“A girl has no name.”
Game of Thrones, this clearly isn’t. But both Chris and I were struck by the similarities between what befalls the main character here, and the re-programming which Anya Stark underwent at the hands of the Faceless Men. Because the first, and arguably key, step in both is to destroy the existing personality, so there is a blank slate – the phrase “tabula rasa” is explicitly used here – on which the new character can be drawn. In this case, the victim is Isabel Porter (Gallerani), a young woman who has sunk into depression after the death of her parents. She opts for a stay at the Rosewood Institute, a highly regard mental sanatorium in Baltimore.

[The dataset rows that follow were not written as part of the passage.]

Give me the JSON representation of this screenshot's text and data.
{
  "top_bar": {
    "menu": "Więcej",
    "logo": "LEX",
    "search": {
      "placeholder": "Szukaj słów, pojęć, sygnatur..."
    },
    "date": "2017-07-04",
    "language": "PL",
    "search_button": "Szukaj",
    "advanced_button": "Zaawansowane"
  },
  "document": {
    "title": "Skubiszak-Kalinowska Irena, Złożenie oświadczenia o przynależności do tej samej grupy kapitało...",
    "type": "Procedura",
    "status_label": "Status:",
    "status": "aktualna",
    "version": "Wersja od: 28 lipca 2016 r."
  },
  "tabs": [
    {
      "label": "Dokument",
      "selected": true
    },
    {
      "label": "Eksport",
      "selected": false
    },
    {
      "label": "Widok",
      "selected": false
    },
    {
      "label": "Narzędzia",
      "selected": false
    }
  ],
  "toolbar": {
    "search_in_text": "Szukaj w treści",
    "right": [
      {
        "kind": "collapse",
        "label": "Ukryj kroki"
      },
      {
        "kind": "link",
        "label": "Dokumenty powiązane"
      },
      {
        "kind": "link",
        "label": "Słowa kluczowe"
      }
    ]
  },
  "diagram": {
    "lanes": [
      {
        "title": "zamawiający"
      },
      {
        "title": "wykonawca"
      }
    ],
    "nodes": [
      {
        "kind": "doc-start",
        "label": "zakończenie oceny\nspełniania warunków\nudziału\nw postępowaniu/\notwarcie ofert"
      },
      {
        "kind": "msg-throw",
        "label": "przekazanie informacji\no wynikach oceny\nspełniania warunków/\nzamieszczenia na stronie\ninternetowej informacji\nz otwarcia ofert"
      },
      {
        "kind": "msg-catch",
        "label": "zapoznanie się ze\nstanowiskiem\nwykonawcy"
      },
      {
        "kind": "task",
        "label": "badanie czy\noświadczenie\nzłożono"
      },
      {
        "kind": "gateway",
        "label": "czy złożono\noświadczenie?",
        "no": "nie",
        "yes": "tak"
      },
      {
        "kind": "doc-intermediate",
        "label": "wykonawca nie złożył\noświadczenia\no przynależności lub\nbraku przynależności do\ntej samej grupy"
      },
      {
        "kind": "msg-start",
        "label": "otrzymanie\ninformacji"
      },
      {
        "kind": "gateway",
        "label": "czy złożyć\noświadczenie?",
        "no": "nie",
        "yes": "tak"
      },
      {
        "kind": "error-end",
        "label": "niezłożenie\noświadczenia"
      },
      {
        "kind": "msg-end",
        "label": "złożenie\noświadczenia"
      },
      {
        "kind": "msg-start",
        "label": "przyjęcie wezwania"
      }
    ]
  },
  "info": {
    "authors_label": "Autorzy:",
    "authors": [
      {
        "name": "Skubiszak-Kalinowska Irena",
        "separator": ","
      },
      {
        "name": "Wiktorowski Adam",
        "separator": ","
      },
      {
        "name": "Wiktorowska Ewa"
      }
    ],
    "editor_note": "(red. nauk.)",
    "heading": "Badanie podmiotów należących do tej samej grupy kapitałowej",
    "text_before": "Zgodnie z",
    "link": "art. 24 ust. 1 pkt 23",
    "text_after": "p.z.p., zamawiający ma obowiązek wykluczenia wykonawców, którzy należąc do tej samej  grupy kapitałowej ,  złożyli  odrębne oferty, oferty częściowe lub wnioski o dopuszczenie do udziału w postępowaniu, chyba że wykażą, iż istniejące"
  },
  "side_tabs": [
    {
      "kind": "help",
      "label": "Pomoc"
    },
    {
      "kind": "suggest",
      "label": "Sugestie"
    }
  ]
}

It soon turns out those who run it have an extremely creepy agenda, sitting somewhere between local hero Edgar Allen Poe and the Illuminati. Through a mix of drugs and mind-control techniques, Isabel is being transformed from the somewhat rebellious but polite young woman who went in, into… Well, it’s kinda hard to say. But it turns out that her rebellious streak may be about the most robust aspect of her personality, and those in charge will perhaps end up wishing they had left well alone. For when you destroy all moral governors in someone, what’s left can potentially turn round and bite their purported master.
While certainly not for everyone, this is a horror/conspiracy combination which puts it right in our wheelhouse. And perhaps surprisingly, the “based on a true story” claim has more veracity than you might expect. Between the war, poor female patients were basically sold to upper-class families, and put to work by them, as little more than slaves, in what has been described as “a well-oiled human trafficking operation.” The bizarre ritual ceremonies depicted here, do appear to be the fruits of imagination – though I would say whoever was responsible has done their paranoid homework with some of the details.
There’s a strong feminist subtext, with the story set in a time when women were expected to be seen and not heard – Isabel describes her curiosity as a symptom of mental illness. It’s a joy when the tables are turned, though I’m not quite so sure about the final twist, which seems wholly unnecessary, to put it mildly. I also enjoyed the more Gothic aspects, not least a sequence which is lifted wholesale from one of Poe’s most famous stories. Gallerani is excellent in the central role, and that’s probably a good thing, since some of the other performances aren’t, not least James Franco as Dr. Cairn, who appears to have strolled in from a fancy-dress party. And I’ve no clue at all, what Pamela Anderson is doing in this.
Taking this seriously, would likely be a mistake. Treat it as something inspired by, and in the lurid spirit of, a Victorian “penny dreadful” story, however – right down to the hunchback – and you’ll find plenty of fun here.
Dir: James Franco and Pamela Romanowsky
Star: Allie Gallerani, James Franco, Tim Blake Nelson, Lori Singer